“When you prepare homemade cookie dough, cake mixes, or even bread, you may be tempted to taste a bite before it is fully cooked. But steer clear of this temptation — eating or tasting unbaked products that are intended to be cooked, such as dough or batter, can make you sick,” the CDC said on its website.

It isn’t just the eggs and flour in baked goods that can get you sick. If you use those ingredients in crafts with the kiddies, you need to be cautious. “Children can get sick from handling or eating raw dough used for crafts or play clay, too,” the CDC warned.

The CDC also warned people to avoid cake mixes from Duncan Hines, some of which have been recalled due to possible contamination with salmonella, and to watch for flour that was recalled as part of a disease outbreak in 2016. Some of these flours, including Gold Medal flours from General Mills and biscuit mixes from Marie Callender’s, may still be on household shelves. These contaminated flour products may contain E. coli, which made 63 people in 24 states sick in 2016.

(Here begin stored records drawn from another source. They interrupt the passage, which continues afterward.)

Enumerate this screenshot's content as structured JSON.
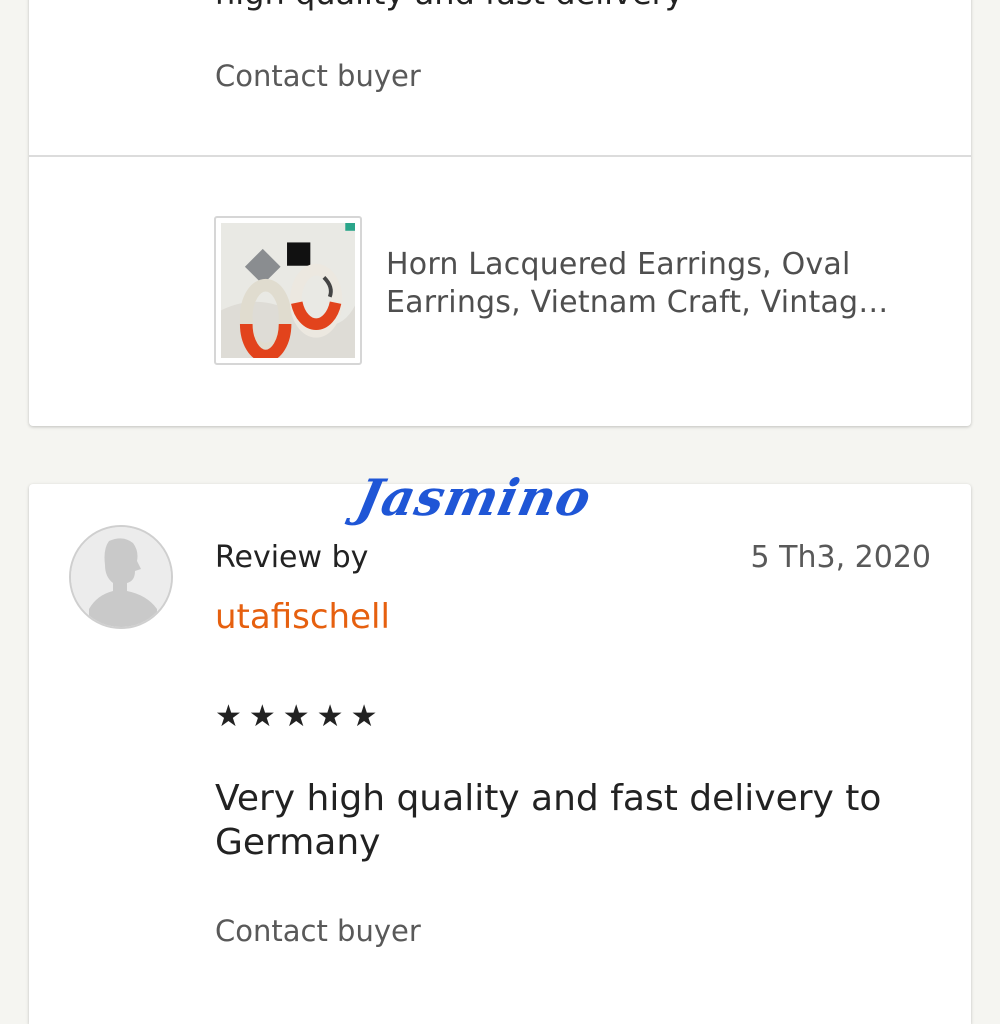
{
  "previous_review": {
    "partial_text": "high quality and fast delivery",
    "contact_label": "Contact buyer",
    "listing": {
      "title": "Horn Lacquered Earrings, Oval Earrings, Vietnam Craft, Vintag…"
    }
  },
  "review": {
    "review_by_label": "Review by",
    "reviewer_name": "utafischell",
    "date": "5 Th3, 2020",
    "rating": 5,
    "stars": "★★★★★",
    "text": "Very high quality and fast delivery to Germany",
    "contact_label": "Contact buyer"
  },
  "watermark": {
    "text": "Jasmino"
  },
  "colors": {
    "background": "#f5f5f1",
    "card": "#ffffff",
    "reviewer_name": "#e6600f",
    "watermark": "#1f56d6"
  },
  "icons": {
    "avatar": "default-user-avatar-icon",
    "star": "star-icon"
  }
}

For some people, like award-winning baker Kim Powers of ABC News‘ 20/20, the risk is worth it. He says that the taste of raw cookie dough takes him back to childhood, so he’ll deal with the possibility of getting sick if it means having a taste of his youth. The CDC warns that if you do decide to lick your mixing spoon, you will want to watch out for E. coli symptoms, which usually take a few days after ingestion to appear.

“Food poisoning symptoms may range from mild to severe and may differ depending on the germ you swallowed. The symptoms of E. coli infections vary for each person but often include severe stomach cramps, diarrhea (often bloody), and vomiting,” the CDC wrote.

Salmonella, on the other hand, can show up within six to 48 hours and causes fever, diarrhea, and abdominal cramps that last from four to seven days.

The message is part of the CDC’s push to keep people safe and healthy during the holidays.